  2. The over powering of studies. We often talk about under-powered studies but not over powered studies. Studies are usually designed to find a difference between two things and if you have a large enough study you will find a statistical difference because no two things are identical.
  3. Disease specific mortality can be hard to define. Overall mortality was not statistically different between the two groups but death due to bleeding was lower. Clinicians were requested to record the immediate cause of death rather than the underlying cause of death. At the end of the day, if we save more women from bleeding to death due to post-partum hemorrhage but the overall number of deaths is the same then what is the benefit?
  4. Coagulation in the body is finely tuned. When we tip the balance towards less bleeding it tends to increase clotting.
  5. The study was funded in part by Pfizer the maker of TXA. This should make us more skeptical of the results and how the results will be marketed by the sponsor.
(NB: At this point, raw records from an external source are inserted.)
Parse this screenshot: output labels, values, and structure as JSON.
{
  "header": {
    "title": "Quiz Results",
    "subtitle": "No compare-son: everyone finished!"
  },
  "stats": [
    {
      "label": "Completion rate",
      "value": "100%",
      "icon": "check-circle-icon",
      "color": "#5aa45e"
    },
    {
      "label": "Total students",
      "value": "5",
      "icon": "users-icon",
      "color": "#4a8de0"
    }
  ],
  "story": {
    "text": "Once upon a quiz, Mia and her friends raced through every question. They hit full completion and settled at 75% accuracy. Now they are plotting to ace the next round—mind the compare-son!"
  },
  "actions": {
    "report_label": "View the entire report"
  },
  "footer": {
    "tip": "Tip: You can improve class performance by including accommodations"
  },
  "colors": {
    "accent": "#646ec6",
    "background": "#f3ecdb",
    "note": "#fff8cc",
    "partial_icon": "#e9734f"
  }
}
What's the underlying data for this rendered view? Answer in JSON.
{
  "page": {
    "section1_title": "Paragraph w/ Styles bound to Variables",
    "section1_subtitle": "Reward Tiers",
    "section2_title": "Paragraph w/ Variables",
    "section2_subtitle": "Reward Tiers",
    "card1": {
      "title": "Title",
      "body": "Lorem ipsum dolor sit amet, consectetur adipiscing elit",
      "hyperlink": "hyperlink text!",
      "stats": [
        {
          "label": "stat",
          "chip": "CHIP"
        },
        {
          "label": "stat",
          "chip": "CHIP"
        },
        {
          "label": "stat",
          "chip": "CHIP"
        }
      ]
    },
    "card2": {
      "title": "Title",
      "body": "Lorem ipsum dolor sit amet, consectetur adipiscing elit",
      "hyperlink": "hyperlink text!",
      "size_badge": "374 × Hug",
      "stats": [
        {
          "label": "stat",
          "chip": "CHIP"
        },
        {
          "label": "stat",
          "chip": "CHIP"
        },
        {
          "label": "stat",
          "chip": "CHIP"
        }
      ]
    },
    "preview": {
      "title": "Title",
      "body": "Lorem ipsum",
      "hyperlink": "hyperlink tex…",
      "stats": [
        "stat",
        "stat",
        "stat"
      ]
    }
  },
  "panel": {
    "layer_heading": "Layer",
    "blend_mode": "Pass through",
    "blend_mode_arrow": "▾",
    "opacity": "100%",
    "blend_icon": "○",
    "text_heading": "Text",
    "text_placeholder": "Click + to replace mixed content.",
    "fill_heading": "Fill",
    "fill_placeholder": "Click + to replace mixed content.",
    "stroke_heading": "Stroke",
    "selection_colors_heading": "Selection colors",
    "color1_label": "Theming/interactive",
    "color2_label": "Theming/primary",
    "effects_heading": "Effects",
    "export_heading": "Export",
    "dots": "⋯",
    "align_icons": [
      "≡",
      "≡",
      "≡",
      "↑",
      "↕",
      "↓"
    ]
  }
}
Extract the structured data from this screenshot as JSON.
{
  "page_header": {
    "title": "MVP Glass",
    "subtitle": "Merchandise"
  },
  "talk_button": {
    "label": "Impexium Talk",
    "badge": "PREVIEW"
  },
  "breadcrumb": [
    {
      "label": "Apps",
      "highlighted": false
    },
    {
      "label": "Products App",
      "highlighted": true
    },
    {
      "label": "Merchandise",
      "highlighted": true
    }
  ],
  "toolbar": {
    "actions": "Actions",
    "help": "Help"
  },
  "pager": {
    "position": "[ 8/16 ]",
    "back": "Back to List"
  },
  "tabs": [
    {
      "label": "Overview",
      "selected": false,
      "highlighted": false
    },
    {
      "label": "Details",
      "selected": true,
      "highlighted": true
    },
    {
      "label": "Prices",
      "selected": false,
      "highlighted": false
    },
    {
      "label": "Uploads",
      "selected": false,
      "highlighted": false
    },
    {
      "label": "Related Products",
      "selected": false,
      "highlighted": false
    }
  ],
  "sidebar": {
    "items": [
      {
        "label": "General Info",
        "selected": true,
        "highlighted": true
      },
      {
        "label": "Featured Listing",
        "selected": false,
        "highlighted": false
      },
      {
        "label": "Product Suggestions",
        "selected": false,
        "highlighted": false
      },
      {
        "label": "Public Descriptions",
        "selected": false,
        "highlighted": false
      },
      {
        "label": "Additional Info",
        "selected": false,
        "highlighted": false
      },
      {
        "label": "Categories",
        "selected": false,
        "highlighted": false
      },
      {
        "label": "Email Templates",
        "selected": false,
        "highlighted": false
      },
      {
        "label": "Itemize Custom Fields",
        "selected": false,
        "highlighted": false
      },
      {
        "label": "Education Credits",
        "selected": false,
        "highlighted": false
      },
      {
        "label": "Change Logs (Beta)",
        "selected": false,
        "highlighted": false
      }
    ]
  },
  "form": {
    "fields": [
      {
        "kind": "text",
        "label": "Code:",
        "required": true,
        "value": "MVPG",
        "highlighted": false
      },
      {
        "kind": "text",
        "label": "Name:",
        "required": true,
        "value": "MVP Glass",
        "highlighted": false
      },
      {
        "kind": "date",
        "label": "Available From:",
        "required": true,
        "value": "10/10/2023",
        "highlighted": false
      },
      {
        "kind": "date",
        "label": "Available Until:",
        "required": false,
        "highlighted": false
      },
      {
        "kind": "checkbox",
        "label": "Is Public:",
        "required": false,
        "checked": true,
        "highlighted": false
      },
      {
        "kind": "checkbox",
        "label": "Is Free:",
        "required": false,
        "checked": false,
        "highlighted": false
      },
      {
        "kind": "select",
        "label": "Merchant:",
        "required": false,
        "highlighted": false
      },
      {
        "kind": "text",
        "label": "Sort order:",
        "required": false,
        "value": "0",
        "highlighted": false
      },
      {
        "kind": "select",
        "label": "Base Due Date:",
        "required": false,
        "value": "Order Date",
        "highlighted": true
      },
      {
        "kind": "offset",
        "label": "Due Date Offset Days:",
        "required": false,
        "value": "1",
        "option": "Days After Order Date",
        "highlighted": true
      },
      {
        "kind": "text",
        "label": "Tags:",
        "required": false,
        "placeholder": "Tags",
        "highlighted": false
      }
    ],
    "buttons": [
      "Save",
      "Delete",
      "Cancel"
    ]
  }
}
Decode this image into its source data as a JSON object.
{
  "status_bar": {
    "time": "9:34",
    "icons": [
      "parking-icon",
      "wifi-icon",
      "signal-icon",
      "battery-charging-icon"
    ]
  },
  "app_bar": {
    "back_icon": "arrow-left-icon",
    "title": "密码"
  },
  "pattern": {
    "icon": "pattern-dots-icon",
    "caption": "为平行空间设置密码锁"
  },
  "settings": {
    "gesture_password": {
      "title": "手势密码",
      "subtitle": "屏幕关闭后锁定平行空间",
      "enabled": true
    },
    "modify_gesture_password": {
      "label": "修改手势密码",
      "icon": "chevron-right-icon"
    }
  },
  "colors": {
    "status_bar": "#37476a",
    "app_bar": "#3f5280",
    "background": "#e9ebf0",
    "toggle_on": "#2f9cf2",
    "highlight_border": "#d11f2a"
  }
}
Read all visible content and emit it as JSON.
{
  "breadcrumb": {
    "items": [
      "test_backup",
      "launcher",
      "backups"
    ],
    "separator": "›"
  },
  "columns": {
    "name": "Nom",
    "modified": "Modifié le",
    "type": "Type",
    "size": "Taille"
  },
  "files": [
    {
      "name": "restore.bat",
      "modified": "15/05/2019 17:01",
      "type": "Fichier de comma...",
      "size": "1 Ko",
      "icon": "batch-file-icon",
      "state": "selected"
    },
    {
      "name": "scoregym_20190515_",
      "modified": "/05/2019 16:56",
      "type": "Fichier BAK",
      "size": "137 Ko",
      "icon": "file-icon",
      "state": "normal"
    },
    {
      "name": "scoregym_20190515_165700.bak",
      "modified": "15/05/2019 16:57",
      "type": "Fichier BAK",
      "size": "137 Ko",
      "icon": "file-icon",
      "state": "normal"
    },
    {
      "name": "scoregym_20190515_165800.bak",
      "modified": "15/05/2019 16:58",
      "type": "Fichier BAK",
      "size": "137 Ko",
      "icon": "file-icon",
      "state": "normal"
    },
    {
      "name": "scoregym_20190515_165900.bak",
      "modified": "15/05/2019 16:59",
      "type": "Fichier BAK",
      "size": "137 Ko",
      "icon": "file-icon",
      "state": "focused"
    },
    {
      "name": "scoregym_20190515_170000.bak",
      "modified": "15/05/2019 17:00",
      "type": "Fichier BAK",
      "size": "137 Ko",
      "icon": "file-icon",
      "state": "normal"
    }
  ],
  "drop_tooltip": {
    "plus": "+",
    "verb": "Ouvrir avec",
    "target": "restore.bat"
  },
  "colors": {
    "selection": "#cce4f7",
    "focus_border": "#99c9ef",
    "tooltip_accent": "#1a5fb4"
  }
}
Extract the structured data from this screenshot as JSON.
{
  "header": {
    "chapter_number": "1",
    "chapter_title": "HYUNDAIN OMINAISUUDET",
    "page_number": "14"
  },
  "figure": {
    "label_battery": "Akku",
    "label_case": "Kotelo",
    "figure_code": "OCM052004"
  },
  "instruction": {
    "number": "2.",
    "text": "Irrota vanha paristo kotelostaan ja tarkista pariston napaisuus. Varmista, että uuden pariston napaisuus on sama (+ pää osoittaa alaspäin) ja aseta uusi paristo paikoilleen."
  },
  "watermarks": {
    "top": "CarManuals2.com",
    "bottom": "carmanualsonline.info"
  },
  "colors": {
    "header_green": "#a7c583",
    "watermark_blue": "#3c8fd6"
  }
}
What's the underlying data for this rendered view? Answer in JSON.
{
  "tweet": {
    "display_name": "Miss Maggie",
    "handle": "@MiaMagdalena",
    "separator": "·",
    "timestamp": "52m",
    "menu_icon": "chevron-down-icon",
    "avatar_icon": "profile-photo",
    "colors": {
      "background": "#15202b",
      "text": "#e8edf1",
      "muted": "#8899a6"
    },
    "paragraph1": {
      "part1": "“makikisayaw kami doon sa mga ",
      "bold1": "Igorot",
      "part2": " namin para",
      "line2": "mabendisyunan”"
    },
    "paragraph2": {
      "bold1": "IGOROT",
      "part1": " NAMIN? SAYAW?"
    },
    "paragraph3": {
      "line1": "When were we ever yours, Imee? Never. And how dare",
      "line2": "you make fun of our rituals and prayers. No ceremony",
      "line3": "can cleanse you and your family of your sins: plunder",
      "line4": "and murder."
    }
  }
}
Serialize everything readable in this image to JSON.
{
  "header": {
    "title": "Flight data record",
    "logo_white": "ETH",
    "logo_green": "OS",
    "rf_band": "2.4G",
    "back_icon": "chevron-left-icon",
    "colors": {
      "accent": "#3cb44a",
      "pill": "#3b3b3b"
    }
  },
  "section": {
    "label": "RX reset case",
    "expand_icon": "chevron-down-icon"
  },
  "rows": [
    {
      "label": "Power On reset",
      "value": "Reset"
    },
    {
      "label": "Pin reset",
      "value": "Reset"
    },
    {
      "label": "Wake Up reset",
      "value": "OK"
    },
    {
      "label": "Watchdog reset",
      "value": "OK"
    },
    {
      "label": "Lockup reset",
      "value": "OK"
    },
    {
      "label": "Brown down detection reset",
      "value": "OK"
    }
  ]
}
Comment on Authors’ Conclusion Compared to SGEM Conclusion: We do not agree with the authors’ conclusions.


SGEM Bottom Line: Tranexamic acid MAY or MAY NOT improve survival in women with post-partum hemorrhage.


Case Resolution: You determine that your patient’s bleeding to be secondary to atony, the number one cause of post-partum hemorrhage. You perform a bimanual exam to evacuate any remaining tissue and clots while asking the bedside nurse to initiate an oxytocin infusion. You also request for the post-partum hemorrhage kit in the room which has essential medications. Her bleeding has improved and she’s no longer passing clots. You decide she needs a uterotonic beyond oxytocin but given her history of asthma, you elect for ergotomine which the nurse administers intra-muscularly.

Over next 15 minutes you repair her second degree laceration which has mostly been hemostatic. You assess her total estimated blood loss to be 1000mL (which is probably inaccurate) so you ask the nurse to administer 1g TXA by IV.

She has no further bleeding and is transferred to post-partum. On post-partum day one her hemoglobin is 83g/L (8.3g/dl) and she is discharged with a prescription for iron polysaccharide.

Dr. Nick Papalia

Clinical Application: We do not have good evidence that TXA provides a mortality benefit in post-partum hemorrhage. Until there is better evidence of efficacy it should not be incorporated into protocols for routine use but rather may be considered as suggested by the ACOG level B recommendation.

What Do I Tell My Patient?  When you are having heavier bleeding after your vaginal delivery.  We have strong evidence for some medicines can improve bleeding. There is a newly purposed medicine called TXA that may or may not have a benefit. There is not enough evidence to suggest we should use TXA routinely in favour of the other medications that we know are effective.

Keener Kontest: Last weeks’ winner was Daniel Ritter a PGY1 at the University of Wisconsin in Madison, WI. He knew the trigeminal nerve affects the vagus nerve induce the mammalian diving reflex to terminate SVT.

Listen to the SGEM podcast on iTunes to hear this weeks’ question. If you know the answer send an email to TheSGEM@gmail.com with “keener” in the subject line. The first correct answer will receive a cool skeptical prize.

Other FOAMed:

 


Remember to be skeptical of anything you learn, even if you heard it on the Skeptics’Guide to Emergency Medicine.


  1. TXA Central
  2. Say L, Chou D, Gemmill A, Tuncalp O, Moller AB, Daniels J, et al. Global causes of maternal death: a WHO systematic analysis. Lancet Glob Health 2014
  3. ACOG Practice Bulletin – Postpartum Hemorrhage 2017.
  4. Pacheco LD et al. Tranexamic Acid for the Management of Obstetric Hemorrhage. Obs and Gyn Oct 2017
  5. SOGC – Active Management of the Third Stage of Labour: Prevention and Treatment of Postpartum Hemorrhage 2009
  6. Life in the Fast Lane – Fragility Index
  7. ClinCalc – Fragility Index